++++ EXERCISE MATERIALS

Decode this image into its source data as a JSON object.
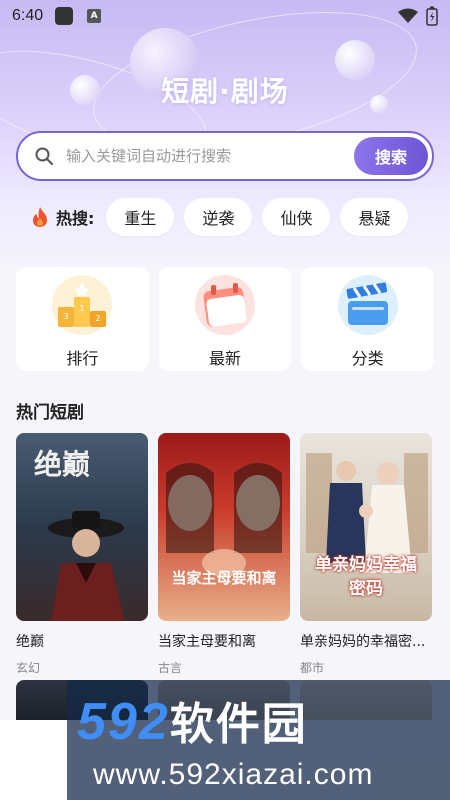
{
  "status_bar": {
    "time": "6:40",
    "a_badge": "A"
  },
  "header": {
    "title": "短剧·剧场"
  },
  "search": {
    "placeholder": "输入关键词自动进行搜索",
    "button_label": "搜索"
  },
  "hot_search": {
    "label": "热搜:",
    "tags": [
      "重生",
      "逆袭",
      "仙侠",
      "悬疑"
    ]
  },
  "categories": [
    {
      "label": "排行",
      "icon": "podium-icon"
    },
    {
      "label": "最新",
      "icon": "calendar-icon"
    },
    {
      "label": "分类",
      "icon": "clapperboard-icon"
    }
  ],
  "popular": {
    "section_title": "热门短剧",
    "items": [
      {
        "name": "绝巅",
        "genre": "玄幻",
        "poster_text": "绝巅"
      },
      {
        "name": "当家主母要和离",
        "genre": "古言",
        "poster_text": "当家主母要和离"
      },
      {
        "name": "单亲妈妈的幸福密...",
        "genre": "都市",
        "poster_text": "单亲妈妈幸福密码"
      }
    ]
  },
  "watermark": {
    "brand_num": "592",
    "brand_cn": "软件园",
    "url": "www.592xiazai.com"
  },
  "colors": {
    "accent": "#7a63d8",
    "hero_top": "#c7b9f3",
    "bg": "#f5f5fa"
  }
}
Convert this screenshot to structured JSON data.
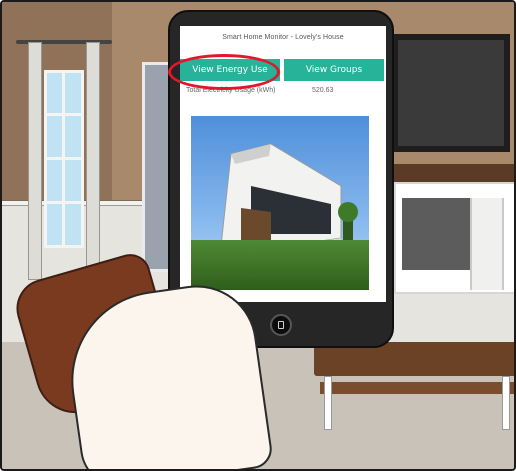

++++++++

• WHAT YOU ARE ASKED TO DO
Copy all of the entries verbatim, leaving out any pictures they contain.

• WRITTEN ANSWER
Decode this image into its source data as a JSON object.
{
  "status_bar": {
    "time": "6:40",
    "a_badge": "A"
  },
  "header": {
    "title": "短剧·剧场"
  },
  "search": {
    "placeholder": "输入关键词自动进行搜索",
    "button_label": "搜索"
  },
  "hot_search": {
    "label": "热搜:",
    "tags": [
      "重生",
      "逆袭",
      "仙侠",
      "悬疑"
    ]
  },
  "categories": [
    {
      "label": "排行",
      "icon": "podium-icon"
    },
    {
      "label": "最新",
      "icon": "calendar-icon"
    },
    {
      "label": "分类",
      "icon": "clapperboard-icon"
    }
  ],
  "popular": {
    "section_title": "热门短剧",
    "items": [
      {
        "name": "绝巅",
        "genre": "玄幻",
        "poster_text": "绝巅"
      },
      {
        "name": "当家主母要和离",
        "genre": "古言",
        "poster_text": "当家主母要和离"
      },
      {
        "name": "单亲妈妈的幸福密...",
        "genre": "都市",
        "poster_text": "单亲妈妈幸福密码"
      }
    ]
  },
  "watermark": {
    "brand_num": "592",
    "brand_cn": "软件园",
    "url": "www.592xiazai.com"
  },
  "colors": {
    "accent": "#7a63d8",
    "hero_top": "#c7b9f3",
    "bg": "#f5f5fa"
  }
}
Convert this screenshot to structured JSON data.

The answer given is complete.